As the initial date passed without incident, Miller and his followers recalculated, eventually setting October 22, 1844, as the definitive day for the Second Advent. This period saw Millerites engage in fervent preparations, including settling debts, quitting jobs, and in some cases, abandoning their properties to await the Lord’s return in communal prayer and vigilance.

October 22, 1844, arrived with great expectation among Miller’s followers. Many gathered in groups, praying and singing hymns as they awaited the midnight hour. However, as the day passed and turned into night, and then dawn, it became apparent that the prophecy would not be fulfilled.

The Aftermath and Impact of the Great Disappointment

The failure of Christ to appear as predicted led to a profound crisis of faith among Miller’s followers. The event, dubbed “The Great Disappointment,” saw various reactions, from despair and disillusionment to anger and confusion. William Miller himself expressed his bewilderment and heartbreak over the failed prophecy, but he maintained his faith until his death.

The Great Disappointment had a lasting impact on the Millerite movement and American Christianity. It led to the fragmentation of the Millerite community, with some followers abandoning their faith, while others sought to find new interpretations of the prophecy’s failure. Notably, this event led to the formation of new religious movements, including the Seventh-day Adventist Church, which interpreted the Great Disappointment as a significant moment in a revised understanding of the Second Coming.

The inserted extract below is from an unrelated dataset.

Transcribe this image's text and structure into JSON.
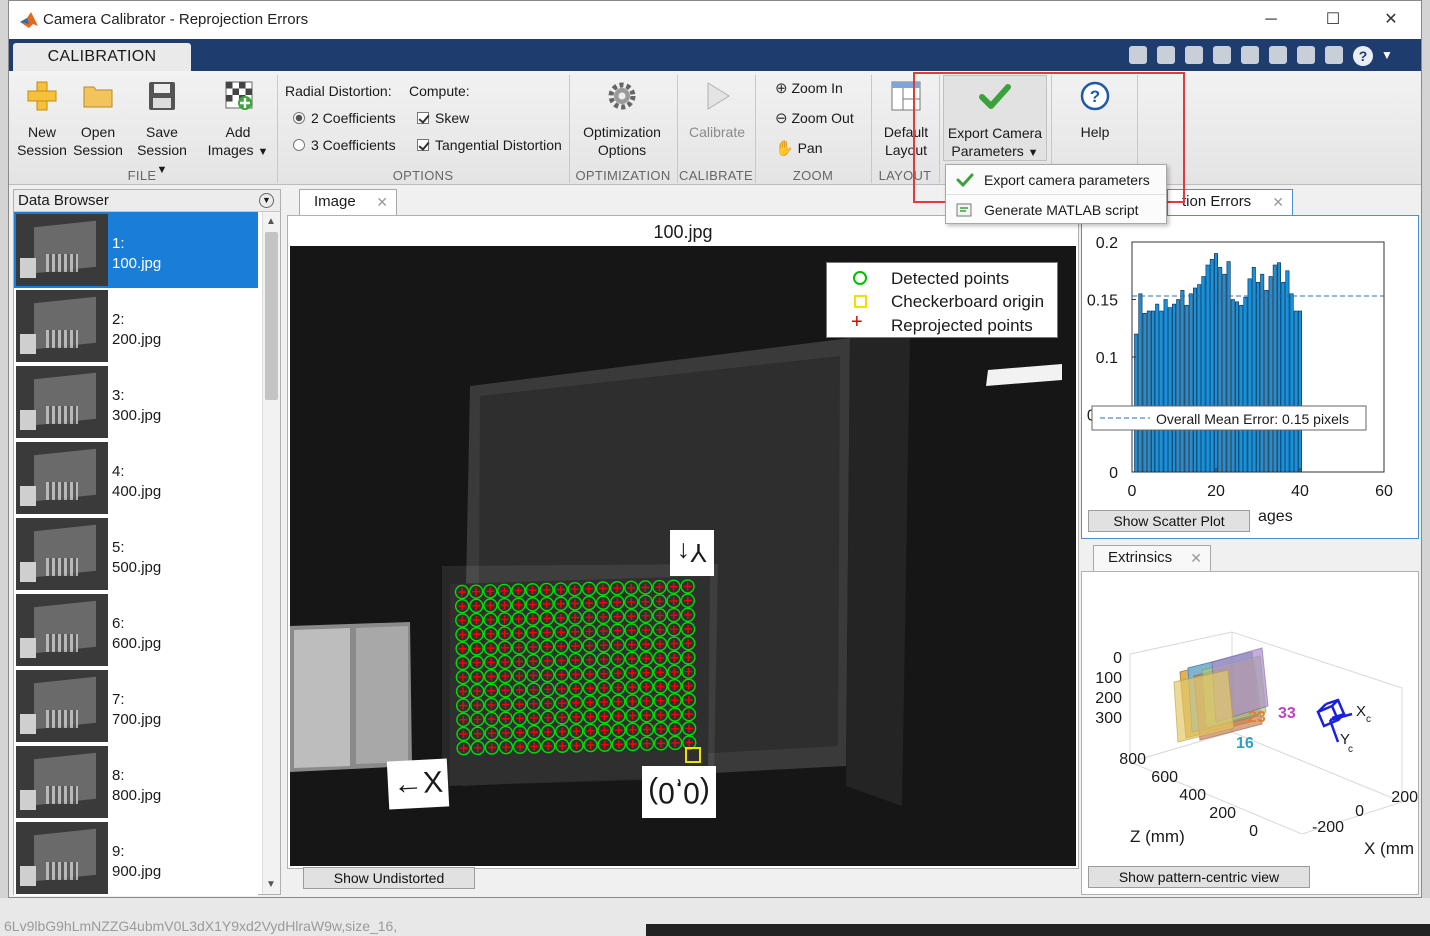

Given the comprehensive coverage of the Great Disappointment, let’s delve deeper into the theological implications of the Great Disappointment, offering insight into how this event influenced religious thought and the development of new theological interpretations within the Adventist movements.